A new Brexit deal will not be agreed tonight, a government source has told Sky News.
British and EU negotiators have been locked in talks in a bid to thrash out an agreement that leaders could sign off at a summit on Thursday.
But despite indications that a deal is potentially within reach, a breakthrough has yet to materialise.
Boris Johnson told his cabinet earlier that “there was a chance of securing a good deal but we are not there yet and there remain outstanding issues”.
As well as updating his top team, the prime minister also held talks with Northern Ireland’s Democratic Unionist Party and the European Research Group of Conservative MPs.
The support of both groups will be key to getting any agreement passed in parliament.
On Thursday the focus will shift to Brussels, with the PM travelling to the Belgian capital for a gathering of fellow EU leaders.
Mr Johnson will use the European Council summit to try and get a deal over the line and bring back an agreement to present to MPs.
If he is successful, the stage will be set for a possible vote on an agreement during an historic sitting of the Commons on Saturday.
If not, the PM will have to ask for a delay to Brexit under the terms of legislation passed by opposition MPs.
Brexit Secretary Stephen Barclay earlier confirmed that scenario would see Mr Johnson write a letter to the EU asking for an extension to Article 50 beyond 31 October.
For now, the focus is on the potential for a deal.
EU sources have told the Reuters news agency that a tentative deal is largely ready, but “overall backing from the British government is needed to launch it all”.
The bloc’s chief negotiator, Michel Barnier, updated EU ambassadors on the state of play on Wednesday evening.
He said little to the waiting journalists as he left that briefing, saying simply: “We are working.”
Overall, the mood music from European leaders has been cautiously optimistic.
French President Emmanuel Macron said: “I want to believe an agreement is being finalised and that we will be able to endorse it tomorrow.”
Appearing at a joint news conference with German Chancellor Angela Merkel, he added that it was his hope that a deal “can be found in the coming hours”.
Ms Merkel declared: “We are in the final sprint.”
Irish Prime Minister Leo Varadkar said there was a “pathway to a possible deal”, but there remain issues that need to be “fully resolved”.
However, even if Mr Johnson returns from Brussels with a deal, there is no guarantee that MPs will pass it.
There are numerous groups that the PM will have to win round.
Perhaps the most vital is Northern Ireland’s Democratic Unionist Party – the DUP.
Leader Arlene Foster earlier poured cold water on suggestions that one of the main stumbling blocks to a deal – Northern Ireland consent issues – had been removed.
“Discussions continue. Needs to be a sensible deal which unionists and nationalists can support,” she wrote on Twitter.

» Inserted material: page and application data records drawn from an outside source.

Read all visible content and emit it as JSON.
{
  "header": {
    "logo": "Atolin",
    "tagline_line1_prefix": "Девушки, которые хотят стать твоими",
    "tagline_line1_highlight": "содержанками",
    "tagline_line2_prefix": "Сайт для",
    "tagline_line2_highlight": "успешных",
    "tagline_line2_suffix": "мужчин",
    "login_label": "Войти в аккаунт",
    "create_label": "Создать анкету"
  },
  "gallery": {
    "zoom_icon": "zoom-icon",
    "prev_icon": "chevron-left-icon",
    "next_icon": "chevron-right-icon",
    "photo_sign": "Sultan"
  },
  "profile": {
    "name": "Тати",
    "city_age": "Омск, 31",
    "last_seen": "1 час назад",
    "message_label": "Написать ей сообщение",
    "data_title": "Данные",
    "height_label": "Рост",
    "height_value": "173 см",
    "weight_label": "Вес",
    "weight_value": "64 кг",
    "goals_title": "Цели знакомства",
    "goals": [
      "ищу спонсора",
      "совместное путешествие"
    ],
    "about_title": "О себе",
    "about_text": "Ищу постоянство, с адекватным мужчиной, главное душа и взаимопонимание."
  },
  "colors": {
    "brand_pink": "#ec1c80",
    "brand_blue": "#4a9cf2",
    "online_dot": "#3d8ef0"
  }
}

The key issue that needs to be addressed is the issue of the Irish border.
Theresa May managed to negotiate a deal with the EU – but saw it rejected three times by parliament.

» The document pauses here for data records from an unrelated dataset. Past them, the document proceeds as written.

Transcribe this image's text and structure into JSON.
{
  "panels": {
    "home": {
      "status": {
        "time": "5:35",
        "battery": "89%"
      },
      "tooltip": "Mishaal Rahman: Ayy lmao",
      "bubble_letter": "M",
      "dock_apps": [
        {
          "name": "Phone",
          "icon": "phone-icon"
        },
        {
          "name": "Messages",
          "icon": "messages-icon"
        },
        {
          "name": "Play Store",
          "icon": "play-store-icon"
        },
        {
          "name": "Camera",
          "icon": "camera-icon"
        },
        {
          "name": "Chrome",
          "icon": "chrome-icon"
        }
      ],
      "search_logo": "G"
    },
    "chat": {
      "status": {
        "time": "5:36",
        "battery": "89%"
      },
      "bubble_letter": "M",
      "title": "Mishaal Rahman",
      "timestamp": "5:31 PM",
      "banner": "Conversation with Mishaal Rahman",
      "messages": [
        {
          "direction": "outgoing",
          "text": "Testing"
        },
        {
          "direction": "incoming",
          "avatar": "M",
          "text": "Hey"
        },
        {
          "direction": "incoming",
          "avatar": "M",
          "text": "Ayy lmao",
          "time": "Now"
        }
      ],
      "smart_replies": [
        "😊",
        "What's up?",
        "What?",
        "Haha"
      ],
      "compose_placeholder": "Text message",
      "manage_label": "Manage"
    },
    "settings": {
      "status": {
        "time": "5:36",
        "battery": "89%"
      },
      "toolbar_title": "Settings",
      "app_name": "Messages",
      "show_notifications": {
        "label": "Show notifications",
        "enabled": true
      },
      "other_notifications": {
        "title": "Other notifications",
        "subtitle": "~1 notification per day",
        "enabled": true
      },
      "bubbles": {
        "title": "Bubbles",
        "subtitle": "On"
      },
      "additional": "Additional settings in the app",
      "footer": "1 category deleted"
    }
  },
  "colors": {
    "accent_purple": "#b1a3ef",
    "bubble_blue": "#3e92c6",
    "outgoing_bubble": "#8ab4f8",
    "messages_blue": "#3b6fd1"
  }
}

This was in large part due to the presence of the backstop in her deal.
This is an insurance policy designed to keep the frontier on the island of Ireland open in the event the issue cannot be sorted out before Brexit takes full effect.
Having come to office pledging to scrap the backstop from the withdrawal agreement, Sky News understands that Mr Johnson has in recent days proposed a compromise to try and break the deadlock.

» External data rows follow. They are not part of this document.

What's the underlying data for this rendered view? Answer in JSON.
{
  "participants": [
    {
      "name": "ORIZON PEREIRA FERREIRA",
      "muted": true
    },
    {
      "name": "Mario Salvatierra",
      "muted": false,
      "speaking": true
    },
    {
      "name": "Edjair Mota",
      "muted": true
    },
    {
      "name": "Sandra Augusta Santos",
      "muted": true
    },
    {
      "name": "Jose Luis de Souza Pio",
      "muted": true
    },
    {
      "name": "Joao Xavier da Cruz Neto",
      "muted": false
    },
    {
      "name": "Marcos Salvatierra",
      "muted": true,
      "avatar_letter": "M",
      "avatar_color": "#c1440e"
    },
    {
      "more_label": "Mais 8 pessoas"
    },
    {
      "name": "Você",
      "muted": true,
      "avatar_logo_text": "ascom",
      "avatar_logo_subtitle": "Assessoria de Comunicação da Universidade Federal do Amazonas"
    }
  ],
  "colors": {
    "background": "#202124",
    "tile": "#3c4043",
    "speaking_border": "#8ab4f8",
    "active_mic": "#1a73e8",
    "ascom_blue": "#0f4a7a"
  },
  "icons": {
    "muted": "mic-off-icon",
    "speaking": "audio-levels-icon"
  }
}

The PM’s new proposal would replace the backstop, with Northern Ireland continuing to administer EU tariffs despite leaving the bloc’s customs union.
This would remove the need for customs checks but also allow businesses north of the border to benefit from new UK trade deals by applying for a rebate from the government.
The UK has reportedly agreed in principle that there will be a customs border in the Irish Sea, something the DUP has previously expressed opposition to.
If the DUP can be placated and brought on side, the majority of the ERG are likely to follow suit and back the agreement in a parliamentary vote.
Emerging from a meeting in Downing Street, ERG chairman Steve Baker said the group had made “great progress” in its discussions with Number 10.
“We know there will be compromises, but we will be looking at this deal in minute detail, with a view to supporting it,” he told Sky’s deputy political editor Sam Coates.
“But until we get that text, we can’t say.”
The backing of the 21 MPs who had the Tory whip withdrawn earlier this year for voting against the government on Brexit can also not be counted on for certain either.
One of them, former chancellor Philip Hammond, told Sky News he could vote for a deal – but needed certain reassurances on what kind of future relationship the PM would seek with Brussels after passing the withdrawal agreement.
Labour leader Jeremy Corbyn has said he is “deeply concerned” about the negotiations and has ruled out backing a deal under the PM’s reported terms.